- Construct a reflect function, restricting `x` to the number line and `P` to the origin.
- If necessary, adjust `Q` to put `r_m(x)` on the number line.
- Measure both `x` and `r_m(x).`
- Vary `x` and observe these values as you drag.

Describe what you notice about the values in a sentence or two.

Use mathematical symbols to summarize your description.

Why do you think this happens? Explain.

- Construct a number line.
- Construct a translate function, restricting each point:
- Restrict `x` to the number line.
- Restrict `U` to the origin.
- Restrict `V` to the number line.
- Measure `x,` `T_v(x),` and `V.`
- Vary `x` and observe the measured values.
- Change the function by moving `V.` Then vary `x` and observe again.
- Try both positive and negative values for `V.`

Describe what you notice about the values in a sentence or two.

Use mathematical symbols to summarize your description.

Why do you think this happens?
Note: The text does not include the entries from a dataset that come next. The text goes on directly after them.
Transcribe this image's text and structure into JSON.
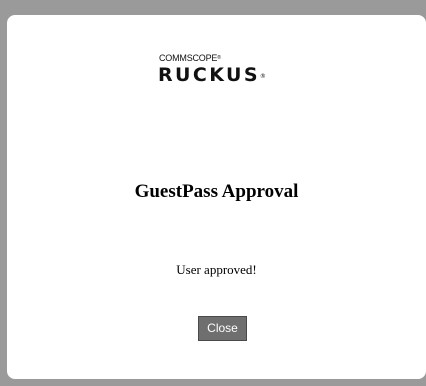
{
  "logo": {
    "brand_top": "COMMSCOPE",
    "brand_top_mark": "®",
    "brand_main": "RUCKUS",
    "brand_main_mark": "®"
  },
  "dialog": {
    "title": "GuestPass Approval",
    "message": "User approved!",
    "close_label": "Close"
  }
}
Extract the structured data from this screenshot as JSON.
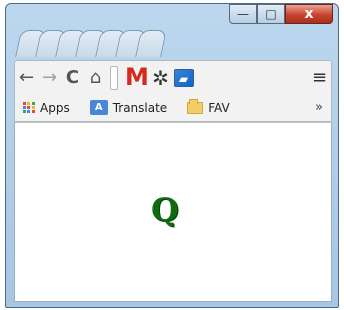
{
  "title_bar": {
    "tab_count": 7,
    "minimize_label": "—",
    "maximize_label": "□",
    "close_label": "x"
  },
  "toolbar": {
    "back": "back-icon",
    "forward": "forward-icon",
    "reload": "reload-icon",
    "home": "home-icon",
    "gmail_label": "M",
    "settings": "gear-icon",
    "image_extension": "image-icon",
    "menu": "menu-icon"
  },
  "bookmarks": {
    "items": [
      {
        "label": "Apps"
      },
      {
        "label": "Translate"
      },
      {
        "label": "FAV"
      }
    ],
    "more_label": "»"
  },
  "content": {
    "logo_text": "Q"
  },
  "colors": {
    "logo": "#0f6b10",
    "close_button": "#c9432d",
    "window_frame": "#a6c6e4"
  }
}
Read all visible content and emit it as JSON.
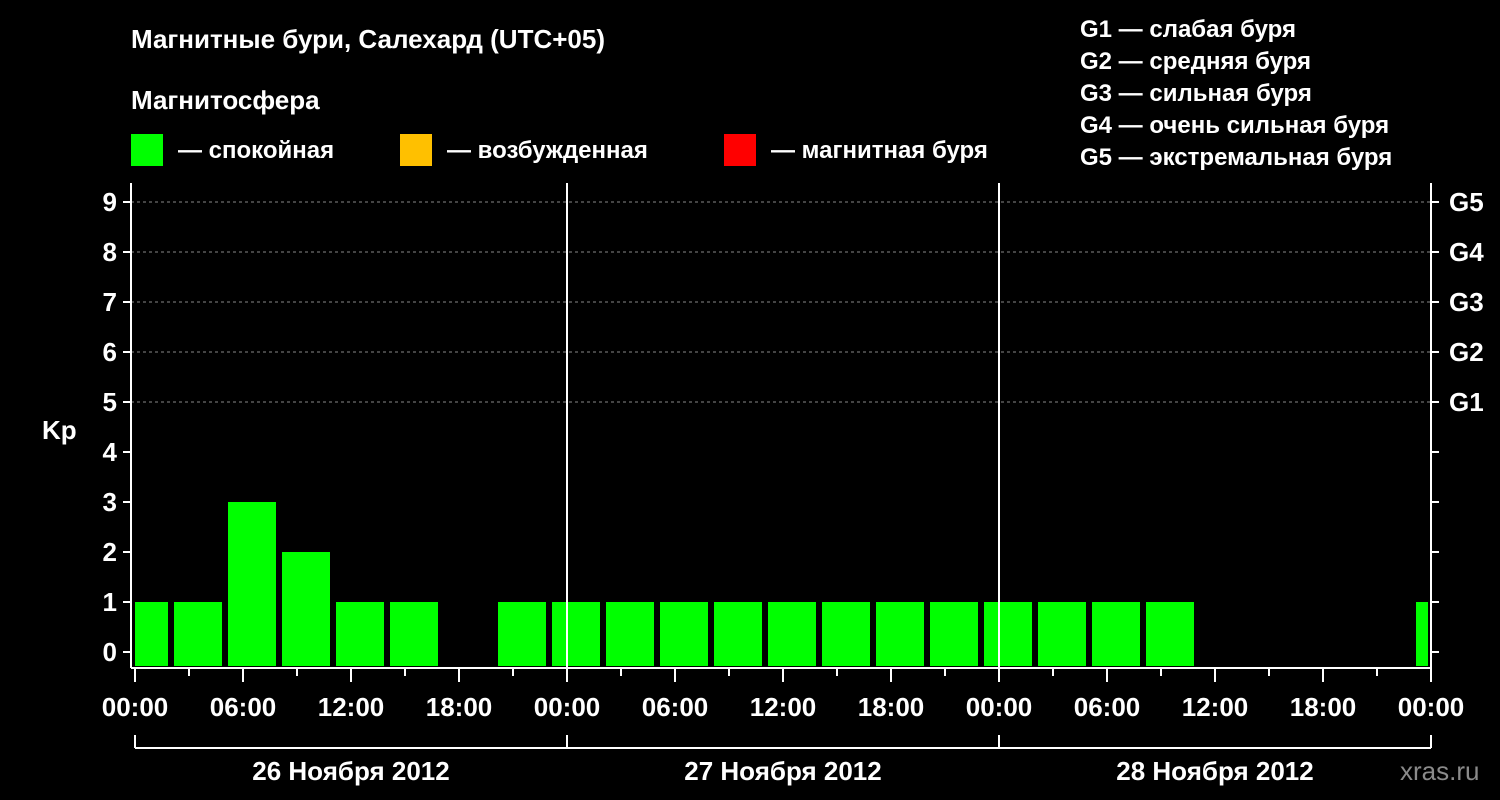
{
  "header": {
    "title": "Магнитные бури, Салехард (UTC+05)",
    "subtitle": "Магнитосфера"
  },
  "legend": [
    {
      "label": "— спокойная",
      "color": "#00ff00"
    },
    {
      "label": "— возбужденная",
      "color": "#ffc000"
    },
    {
      "label": "— магнитная буря",
      "color": "#ff0000"
    }
  ],
  "storm_scale": [
    "G1 — слабая буря",
    "G2 — средняя буря",
    "G3 — сильная буря",
    "G4 — очень сильная буря",
    "G5 — экстремальная буря"
  ],
  "watermark": "xras.ru",
  "colors": {
    "background": "#000000",
    "axis": "#ffffff",
    "grid": "#888888",
    "quiet": "#00ff00"
  },
  "chart_data": {
    "type": "bar",
    "ylabel": "Kp",
    "ylim": [
      0,
      9
    ],
    "yticks": [
      0,
      1,
      2,
      3,
      4,
      5,
      6,
      7,
      8,
      9
    ],
    "grid_dashed_y": [
      5,
      6,
      7,
      8,
      9
    ],
    "right_labels": [
      {
        "value": 5,
        "label": "G1"
      },
      {
        "value": 6,
        "label": "G2"
      },
      {
        "value": 7,
        "label": "G3"
      },
      {
        "value": 8,
        "label": "G4"
      },
      {
        "value": 9,
        "label": "G5"
      }
    ],
    "xlim_hours": [
      0,
      72
    ],
    "xticks": [
      {
        "hour": 0,
        "label": "00:00"
      },
      {
        "hour": 6,
        "label": "06:00"
      },
      {
        "hour": 12,
        "label": "12:00"
      },
      {
        "hour": 18,
        "label": "18:00"
      },
      {
        "hour": 24,
        "label": "00:00"
      },
      {
        "hour": 30,
        "label": "06:00"
      },
      {
        "hour": 36,
        "label": "12:00"
      },
      {
        "hour": 42,
        "label": "18:00"
      },
      {
        "hour": 48,
        "label": "00:00"
      },
      {
        "hour": 54,
        "label": "06:00"
      },
      {
        "hour": 60,
        "label": "12:00"
      },
      {
        "hour": 66,
        "label": "18:00"
      },
      {
        "hour": 72,
        "label": "00:00"
      }
    ],
    "day_separators_hours": [
      24,
      48
    ],
    "days": [
      {
        "label": "26 Ноября 2012",
        "start": 0,
        "end": 24
      },
      {
        "label": "27 Ноября 2012",
        "start": 24,
        "end": 48
      },
      {
        "label": "28 Ноября 2012",
        "start": 48,
        "end": 72
      }
    ],
    "bars": [
      {
        "start": 0,
        "end": 2,
        "kp": 1,
        "level": "quiet"
      },
      {
        "start": 2,
        "end": 5,
        "kp": 1,
        "level": "quiet"
      },
      {
        "start": 5,
        "end": 8,
        "kp": 3,
        "level": "quiet"
      },
      {
        "start": 8,
        "end": 11,
        "kp": 2,
        "level": "quiet"
      },
      {
        "start": 11,
        "end": 14,
        "kp": 1,
        "level": "quiet"
      },
      {
        "start": 14,
        "end": 17,
        "kp": 1,
        "level": "quiet"
      },
      {
        "start": 20,
        "end": 23,
        "kp": 1,
        "level": "quiet"
      },
      {
        "start": 23,
        "end": 26,
        "kp": 1,
        "level": "quiet"
      },
      {
        "start": 26,
        "end": 29,
        "kp": 1,
        "level": "quiet"
      },
      {
        "start": 29,
        "end": 32,
        "kp": 1,
        "level": "quiet"
      },
      {
        "start": 32,
        "end": 35,
        "kp": 1,
        "level": "quiet"
      },
      {
        "start": 35,
        "end": 38,
        "kp": 1,
        "level": "quiet"
      },
      {
        "start": 38,
        "end": 41,
        "kp": 1,
        "level": "quiet"
      },
      {
        "start": 41,
        "end": 44,
        "kp": 1,
        "level": "quiet"
      },
      {
        "start": 44,
        "end": 47,
        "kp": 1,
        "level": "quiet"
      },
      {
        "start": 47,
        "end": 50,
        "kp": 1,
        "level": "quiet"
      },
      {
        "start": 50,
        "end": 53,
        "kp": 1,
        "level": "quiet"
      },
      {
        "start": 53,
        "end": 56,
        "kp": 1,
        "level": "quiet"
      },
      {
        "start": 56,
        "end": 59,
        "kp": 1,
        "level": "quiet"
      },
      {
        "start": 71,
        "end": 72,
        "kp": 1,
        "level": "quiet"
      }
    ]
  }
}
Explain.

- Construct a number line.
- Construct a rotate function, restricting `x` to the number line and `C` to the origin.
- If necessary, adjust `θ` to put `R_(C,θ)(x)` on the number line.
- Measure both `x` and `R_(C,θ)(x).`
- Vary `x` and observe these values as you drag.

Describe what you notice about the values in a sentence or two.

Use mathematical symbols to summarize your description.

Why do you think this happens? Explain.

- Construct a number line.
- Construct a dilate function, restricting `x` and `C` to the number line.
- If necessary, adjust `s` to put `D_(C,s)(x)` on the number line.
- Measure both `x` and `D_(C,s)(x).`
- Vary `x` and observe these values as you drag.
- Change the function by moving `s.` Then vary `x` and observe again.
- Try both positive and negative values for `s.`

Describe what you notice about the values in a sentence or two.

Use mathematical symbols to summarize your description.

Why do you think this happens? Explain.

- Construct a number line.
- Construct a glide reflect function, restricting each point:
- Restrict `x` to the number line.
- Restrict `U` to the origin.
- Restrict `V` to the number line.
- Measure `x,` `G_v(x),` and `V.`
- Vary `x` and observe the measured values.
- Change the function by moving `V.` Then vary `x` and observe again.
- Try both positive and negative values for `V.`

Describe what you notice about the values in a sentence or two.

Use mathematical symbols to summarize your description.

Why do you think this happens? Explain.

5 The Fine Print

**Requirements:**

These activities require web access using a browser that supports HTML5 and JavaScript. (That means almost any current browser.) No purchase is required, and there’s no advertising anywhere.

**Release Information**

Release: 2020Q2, Semantic Version: 4.6.2, Build Number: 1047, Build Stamp: stek-macbook-pro/20190813174206

Web Sketchpad Copyright © 2019 KCP Technologies, a McGraw-Hill Education Company.

“You may freely use Web Sketchpad in your own Web pages, provided you do so for non-commercial use only” [per kcpt.github.io].

“You may freely use Web Sketchpad in your own Web pages, provided you do so for non-commercial use only” [per kcpt.github.io].

License: Creative Commons CC-BY-NC-SA 4.0

**Update History:**

02 Nov 2019: First draft of this lesson